[Dataset content]

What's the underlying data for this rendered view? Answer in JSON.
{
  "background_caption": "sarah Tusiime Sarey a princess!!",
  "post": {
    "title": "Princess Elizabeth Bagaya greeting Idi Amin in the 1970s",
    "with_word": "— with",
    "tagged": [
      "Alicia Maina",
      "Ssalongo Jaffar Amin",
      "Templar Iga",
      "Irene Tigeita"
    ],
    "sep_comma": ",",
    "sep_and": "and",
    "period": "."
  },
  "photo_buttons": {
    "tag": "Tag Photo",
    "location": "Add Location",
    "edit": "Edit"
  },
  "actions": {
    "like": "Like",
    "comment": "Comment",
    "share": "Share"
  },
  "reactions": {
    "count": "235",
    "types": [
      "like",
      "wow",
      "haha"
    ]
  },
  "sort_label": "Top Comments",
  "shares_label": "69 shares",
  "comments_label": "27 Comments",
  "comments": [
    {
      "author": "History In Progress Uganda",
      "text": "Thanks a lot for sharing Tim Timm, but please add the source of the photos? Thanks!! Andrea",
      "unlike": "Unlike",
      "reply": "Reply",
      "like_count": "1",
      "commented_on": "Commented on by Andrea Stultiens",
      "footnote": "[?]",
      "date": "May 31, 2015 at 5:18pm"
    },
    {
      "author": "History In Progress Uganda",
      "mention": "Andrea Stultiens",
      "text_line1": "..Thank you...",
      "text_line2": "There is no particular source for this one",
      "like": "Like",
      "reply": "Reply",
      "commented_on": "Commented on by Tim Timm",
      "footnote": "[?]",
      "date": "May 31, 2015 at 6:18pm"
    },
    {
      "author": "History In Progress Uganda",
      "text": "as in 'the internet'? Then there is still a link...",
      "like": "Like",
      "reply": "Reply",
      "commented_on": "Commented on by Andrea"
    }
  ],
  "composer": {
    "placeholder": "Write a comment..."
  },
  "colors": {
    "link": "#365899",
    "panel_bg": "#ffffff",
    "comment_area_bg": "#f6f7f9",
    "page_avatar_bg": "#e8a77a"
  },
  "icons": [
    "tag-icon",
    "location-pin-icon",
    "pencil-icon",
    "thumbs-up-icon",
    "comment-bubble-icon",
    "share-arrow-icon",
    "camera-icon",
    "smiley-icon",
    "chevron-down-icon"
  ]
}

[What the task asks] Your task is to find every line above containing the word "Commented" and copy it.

[Response to the task]
      "commented_on": "Commented on by Andrea Stultiens",
      "commented_on": "Commented on by Tim Timm",
      "commented_on": "Commented on by Andrea"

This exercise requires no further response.